SOURCE MATERIAL:
= = = = =

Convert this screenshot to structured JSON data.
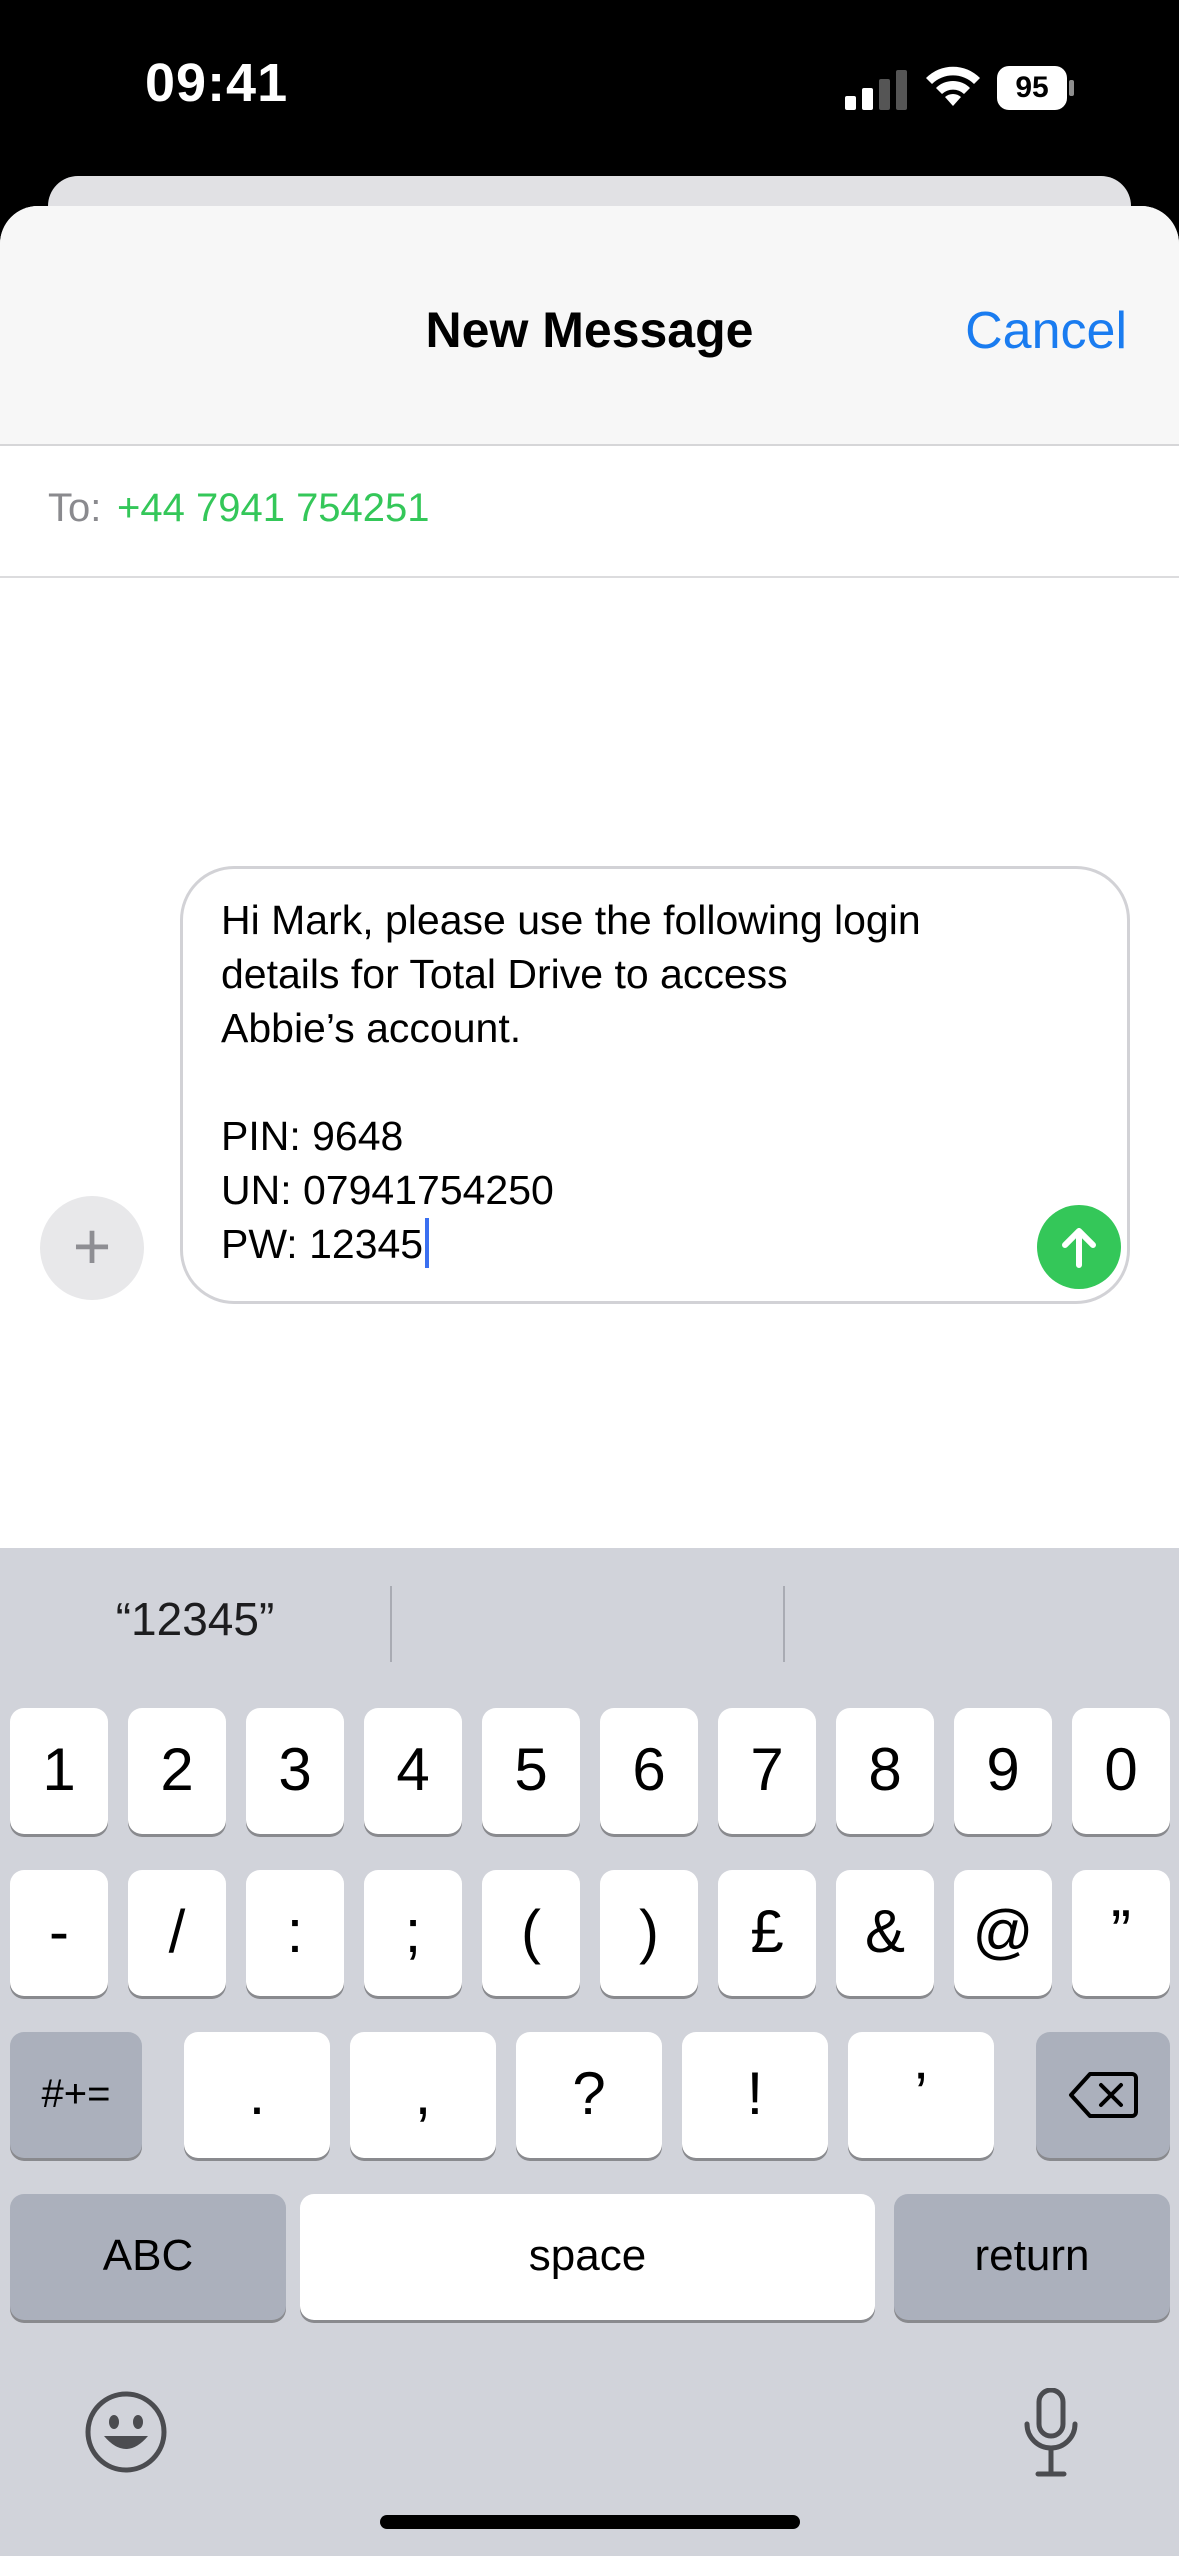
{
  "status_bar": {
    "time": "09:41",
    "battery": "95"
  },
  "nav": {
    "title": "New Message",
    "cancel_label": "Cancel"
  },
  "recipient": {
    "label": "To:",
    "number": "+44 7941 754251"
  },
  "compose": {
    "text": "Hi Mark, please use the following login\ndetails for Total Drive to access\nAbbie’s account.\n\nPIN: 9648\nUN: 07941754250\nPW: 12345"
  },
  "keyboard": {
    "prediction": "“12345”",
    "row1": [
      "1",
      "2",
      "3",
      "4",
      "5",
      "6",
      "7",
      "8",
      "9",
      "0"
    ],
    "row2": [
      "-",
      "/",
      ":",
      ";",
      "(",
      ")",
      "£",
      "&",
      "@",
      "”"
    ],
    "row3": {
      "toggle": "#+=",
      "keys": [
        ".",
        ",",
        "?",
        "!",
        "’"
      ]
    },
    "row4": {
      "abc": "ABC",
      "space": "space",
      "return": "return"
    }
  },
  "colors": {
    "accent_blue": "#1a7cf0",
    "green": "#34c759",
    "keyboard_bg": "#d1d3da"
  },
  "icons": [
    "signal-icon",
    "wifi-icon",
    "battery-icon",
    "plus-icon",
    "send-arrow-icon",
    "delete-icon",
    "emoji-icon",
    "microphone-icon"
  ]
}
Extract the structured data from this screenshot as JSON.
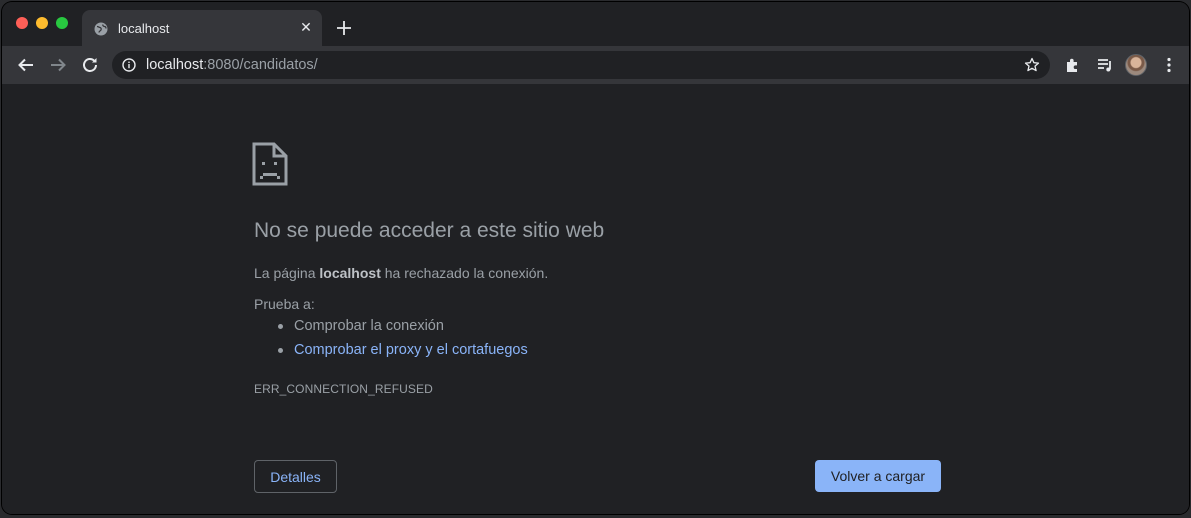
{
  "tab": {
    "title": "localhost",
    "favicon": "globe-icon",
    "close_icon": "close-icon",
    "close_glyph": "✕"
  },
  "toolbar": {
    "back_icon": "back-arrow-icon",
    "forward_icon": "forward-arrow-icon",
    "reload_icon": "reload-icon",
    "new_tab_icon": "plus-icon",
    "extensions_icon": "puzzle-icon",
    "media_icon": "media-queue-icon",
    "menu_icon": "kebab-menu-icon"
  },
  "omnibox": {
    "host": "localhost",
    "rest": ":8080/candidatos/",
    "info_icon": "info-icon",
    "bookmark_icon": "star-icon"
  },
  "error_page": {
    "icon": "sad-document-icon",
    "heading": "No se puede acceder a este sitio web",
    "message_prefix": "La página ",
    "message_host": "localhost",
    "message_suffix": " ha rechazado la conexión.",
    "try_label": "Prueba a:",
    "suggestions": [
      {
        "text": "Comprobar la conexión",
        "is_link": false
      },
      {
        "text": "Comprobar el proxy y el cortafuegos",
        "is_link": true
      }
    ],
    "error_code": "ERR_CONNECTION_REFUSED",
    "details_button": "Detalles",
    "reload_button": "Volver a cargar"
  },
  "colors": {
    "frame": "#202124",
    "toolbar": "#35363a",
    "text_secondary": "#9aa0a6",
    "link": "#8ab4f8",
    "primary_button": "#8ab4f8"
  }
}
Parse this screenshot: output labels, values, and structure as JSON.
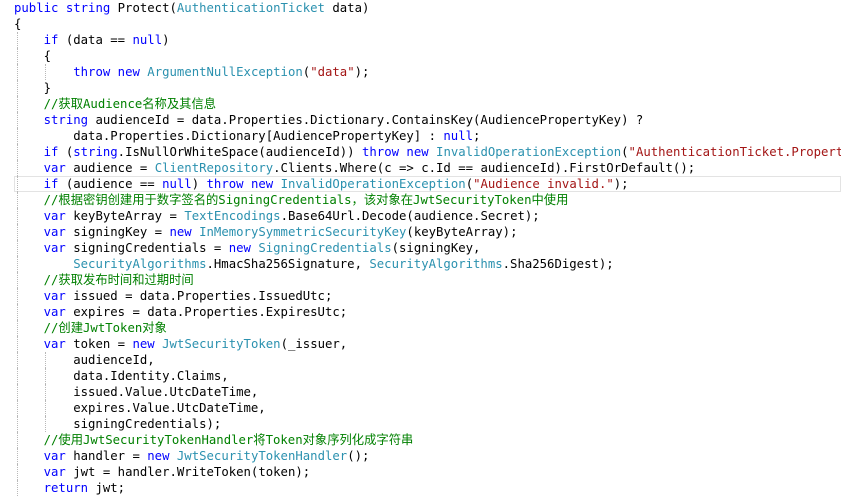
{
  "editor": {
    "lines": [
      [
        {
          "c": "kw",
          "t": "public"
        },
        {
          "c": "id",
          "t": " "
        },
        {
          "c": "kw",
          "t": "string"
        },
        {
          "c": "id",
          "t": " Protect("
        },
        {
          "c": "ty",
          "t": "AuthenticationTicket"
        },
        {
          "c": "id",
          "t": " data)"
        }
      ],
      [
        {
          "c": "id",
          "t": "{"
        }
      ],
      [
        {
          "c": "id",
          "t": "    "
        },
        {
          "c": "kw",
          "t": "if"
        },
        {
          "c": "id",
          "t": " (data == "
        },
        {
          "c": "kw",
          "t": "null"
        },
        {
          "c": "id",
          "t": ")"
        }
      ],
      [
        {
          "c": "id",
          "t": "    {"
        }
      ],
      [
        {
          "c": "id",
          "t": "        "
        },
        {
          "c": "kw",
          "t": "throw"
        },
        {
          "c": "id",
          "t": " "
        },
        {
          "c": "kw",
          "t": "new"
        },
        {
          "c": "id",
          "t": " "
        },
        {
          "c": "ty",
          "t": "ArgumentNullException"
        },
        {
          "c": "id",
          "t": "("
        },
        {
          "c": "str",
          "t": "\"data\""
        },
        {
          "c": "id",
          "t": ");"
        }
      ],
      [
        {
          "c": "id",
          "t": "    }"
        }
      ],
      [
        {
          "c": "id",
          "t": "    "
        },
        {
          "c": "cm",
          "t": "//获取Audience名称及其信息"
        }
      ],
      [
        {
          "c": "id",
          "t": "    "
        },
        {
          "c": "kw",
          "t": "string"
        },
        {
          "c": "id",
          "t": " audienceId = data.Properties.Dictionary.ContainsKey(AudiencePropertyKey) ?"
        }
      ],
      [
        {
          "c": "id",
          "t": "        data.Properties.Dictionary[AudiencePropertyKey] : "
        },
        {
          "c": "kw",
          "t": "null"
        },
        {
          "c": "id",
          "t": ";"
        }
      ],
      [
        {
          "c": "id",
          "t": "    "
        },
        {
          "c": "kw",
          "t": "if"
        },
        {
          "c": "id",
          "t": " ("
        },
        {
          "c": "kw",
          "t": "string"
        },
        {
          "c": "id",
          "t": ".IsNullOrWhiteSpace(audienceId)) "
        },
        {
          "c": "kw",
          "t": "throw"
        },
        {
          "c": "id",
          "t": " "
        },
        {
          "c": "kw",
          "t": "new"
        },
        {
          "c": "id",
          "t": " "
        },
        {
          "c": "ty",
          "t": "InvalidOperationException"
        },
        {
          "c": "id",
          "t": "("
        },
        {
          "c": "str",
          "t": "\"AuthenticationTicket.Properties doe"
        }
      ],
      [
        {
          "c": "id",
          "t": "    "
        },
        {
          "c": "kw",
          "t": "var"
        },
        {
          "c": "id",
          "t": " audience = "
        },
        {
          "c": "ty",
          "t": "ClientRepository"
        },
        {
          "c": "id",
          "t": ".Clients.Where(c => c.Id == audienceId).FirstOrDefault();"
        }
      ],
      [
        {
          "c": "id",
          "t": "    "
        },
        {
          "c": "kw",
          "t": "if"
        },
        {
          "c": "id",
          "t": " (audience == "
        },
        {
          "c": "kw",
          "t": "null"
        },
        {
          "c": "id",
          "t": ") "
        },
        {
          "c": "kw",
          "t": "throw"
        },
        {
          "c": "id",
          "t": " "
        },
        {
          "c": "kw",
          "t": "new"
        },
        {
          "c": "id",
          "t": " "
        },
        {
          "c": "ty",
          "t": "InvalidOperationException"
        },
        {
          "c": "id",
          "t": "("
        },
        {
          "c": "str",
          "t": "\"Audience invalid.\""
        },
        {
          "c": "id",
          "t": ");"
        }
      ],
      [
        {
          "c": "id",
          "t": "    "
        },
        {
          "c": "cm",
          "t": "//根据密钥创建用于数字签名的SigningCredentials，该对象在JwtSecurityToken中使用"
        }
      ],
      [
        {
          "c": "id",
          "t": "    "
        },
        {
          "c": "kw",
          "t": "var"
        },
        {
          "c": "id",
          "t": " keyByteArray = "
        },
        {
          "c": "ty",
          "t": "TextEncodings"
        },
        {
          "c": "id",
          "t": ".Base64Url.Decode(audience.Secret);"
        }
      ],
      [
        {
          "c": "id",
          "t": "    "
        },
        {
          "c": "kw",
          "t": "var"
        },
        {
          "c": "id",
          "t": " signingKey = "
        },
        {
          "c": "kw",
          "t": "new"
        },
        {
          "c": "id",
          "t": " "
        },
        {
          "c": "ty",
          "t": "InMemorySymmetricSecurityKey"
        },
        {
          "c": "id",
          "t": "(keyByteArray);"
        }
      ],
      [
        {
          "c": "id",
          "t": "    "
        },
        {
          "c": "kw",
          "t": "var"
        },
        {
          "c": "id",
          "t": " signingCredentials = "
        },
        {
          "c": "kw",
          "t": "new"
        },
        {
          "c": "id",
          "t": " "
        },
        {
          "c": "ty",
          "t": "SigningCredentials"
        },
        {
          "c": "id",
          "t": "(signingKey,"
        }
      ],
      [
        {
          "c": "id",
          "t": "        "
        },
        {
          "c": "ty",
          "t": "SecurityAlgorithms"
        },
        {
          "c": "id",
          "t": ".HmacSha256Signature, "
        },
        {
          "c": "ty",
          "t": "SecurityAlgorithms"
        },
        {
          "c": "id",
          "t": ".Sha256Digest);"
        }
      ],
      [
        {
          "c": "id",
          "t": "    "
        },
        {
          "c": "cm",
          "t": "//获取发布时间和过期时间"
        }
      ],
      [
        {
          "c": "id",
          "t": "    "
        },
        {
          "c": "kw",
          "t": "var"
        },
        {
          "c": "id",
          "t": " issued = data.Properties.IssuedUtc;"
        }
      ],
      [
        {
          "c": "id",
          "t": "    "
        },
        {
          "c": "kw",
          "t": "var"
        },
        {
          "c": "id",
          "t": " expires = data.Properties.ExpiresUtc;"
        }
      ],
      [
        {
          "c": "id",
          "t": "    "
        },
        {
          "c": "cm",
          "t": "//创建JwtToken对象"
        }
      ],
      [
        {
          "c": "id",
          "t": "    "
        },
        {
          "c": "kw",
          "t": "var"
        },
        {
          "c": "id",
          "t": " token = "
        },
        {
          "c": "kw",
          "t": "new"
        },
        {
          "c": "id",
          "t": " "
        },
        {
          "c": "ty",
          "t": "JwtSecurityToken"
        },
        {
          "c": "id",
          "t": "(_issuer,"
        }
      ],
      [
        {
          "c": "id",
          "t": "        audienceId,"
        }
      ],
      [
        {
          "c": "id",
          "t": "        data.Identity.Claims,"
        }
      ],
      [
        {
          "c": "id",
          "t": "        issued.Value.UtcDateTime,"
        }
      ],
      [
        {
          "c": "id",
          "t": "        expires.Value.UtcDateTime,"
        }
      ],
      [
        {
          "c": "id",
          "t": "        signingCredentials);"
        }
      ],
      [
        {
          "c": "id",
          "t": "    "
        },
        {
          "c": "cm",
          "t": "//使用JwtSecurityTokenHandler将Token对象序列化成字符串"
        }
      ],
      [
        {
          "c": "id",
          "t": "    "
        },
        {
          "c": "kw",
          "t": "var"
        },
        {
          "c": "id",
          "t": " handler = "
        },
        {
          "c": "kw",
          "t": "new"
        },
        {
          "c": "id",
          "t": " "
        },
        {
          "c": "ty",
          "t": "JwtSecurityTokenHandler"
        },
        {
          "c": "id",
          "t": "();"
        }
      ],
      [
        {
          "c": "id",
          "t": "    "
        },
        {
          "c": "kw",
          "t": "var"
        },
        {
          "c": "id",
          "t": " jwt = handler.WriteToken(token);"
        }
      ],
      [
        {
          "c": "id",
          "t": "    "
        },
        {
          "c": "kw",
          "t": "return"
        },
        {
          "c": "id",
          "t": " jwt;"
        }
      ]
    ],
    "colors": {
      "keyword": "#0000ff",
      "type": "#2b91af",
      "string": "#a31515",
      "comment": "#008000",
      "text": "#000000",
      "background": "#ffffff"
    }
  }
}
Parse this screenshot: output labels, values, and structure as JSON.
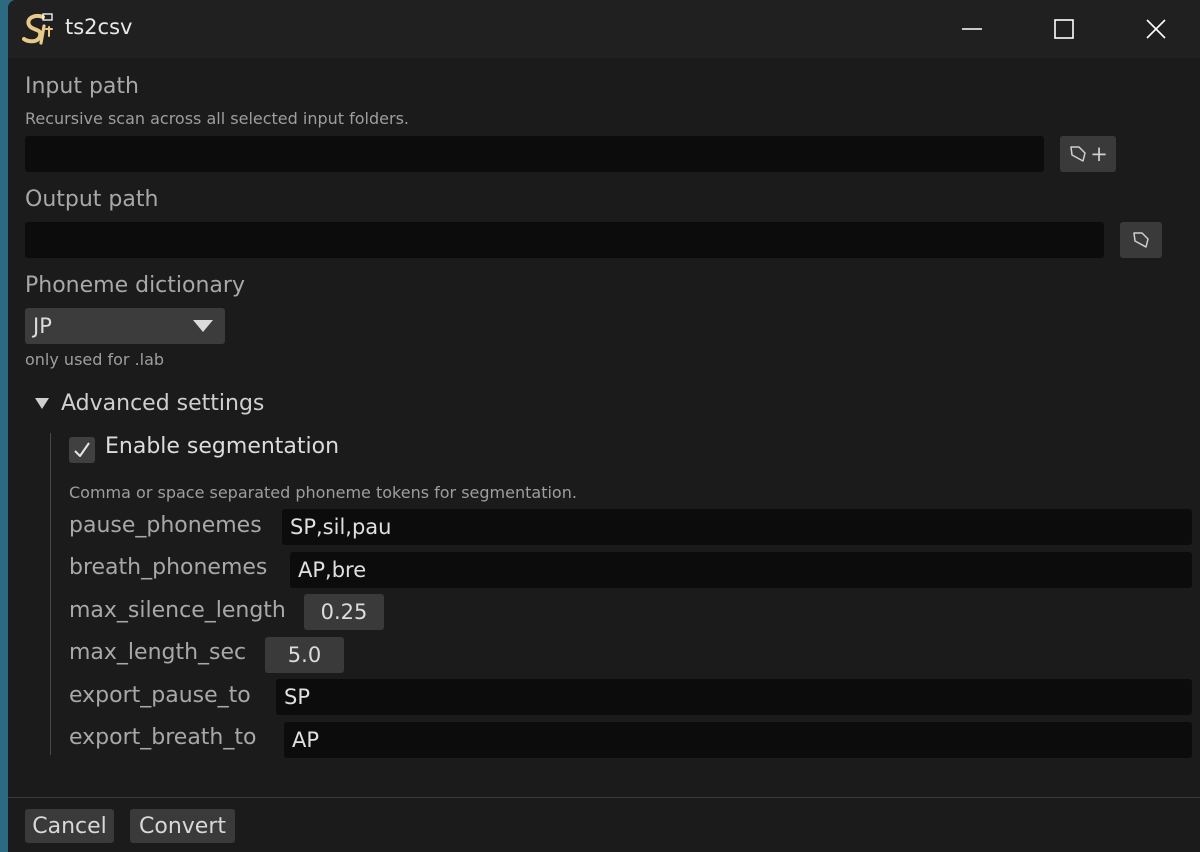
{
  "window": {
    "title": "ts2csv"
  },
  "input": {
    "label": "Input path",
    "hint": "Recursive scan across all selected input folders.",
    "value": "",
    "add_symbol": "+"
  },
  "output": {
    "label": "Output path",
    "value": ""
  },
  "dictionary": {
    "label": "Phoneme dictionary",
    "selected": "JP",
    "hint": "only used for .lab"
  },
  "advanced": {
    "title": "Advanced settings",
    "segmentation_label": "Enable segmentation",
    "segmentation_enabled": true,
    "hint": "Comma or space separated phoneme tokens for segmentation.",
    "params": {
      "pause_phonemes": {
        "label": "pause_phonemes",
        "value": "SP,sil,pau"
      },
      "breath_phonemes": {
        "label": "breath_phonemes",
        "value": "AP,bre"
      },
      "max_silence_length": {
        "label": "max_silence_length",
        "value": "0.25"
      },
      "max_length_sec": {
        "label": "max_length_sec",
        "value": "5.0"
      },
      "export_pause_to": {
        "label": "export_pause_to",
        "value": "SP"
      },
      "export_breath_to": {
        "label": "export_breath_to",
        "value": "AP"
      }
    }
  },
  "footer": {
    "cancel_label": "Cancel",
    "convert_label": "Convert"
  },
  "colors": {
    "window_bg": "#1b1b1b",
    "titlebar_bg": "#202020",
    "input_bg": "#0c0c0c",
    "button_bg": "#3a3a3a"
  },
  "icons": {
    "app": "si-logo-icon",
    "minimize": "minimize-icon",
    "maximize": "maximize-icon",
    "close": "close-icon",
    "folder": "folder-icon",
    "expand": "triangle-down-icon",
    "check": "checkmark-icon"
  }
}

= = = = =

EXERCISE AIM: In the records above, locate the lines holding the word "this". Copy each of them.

WRITTEN SOLUTION:
Convert this screenshot to structured JSON data.
Extract the structured data from this screenshot as JSON.
Parse this screenshot: output labels, values, and structure as JSON.
Parse this screenshot: output labels, values, and structure as JSON.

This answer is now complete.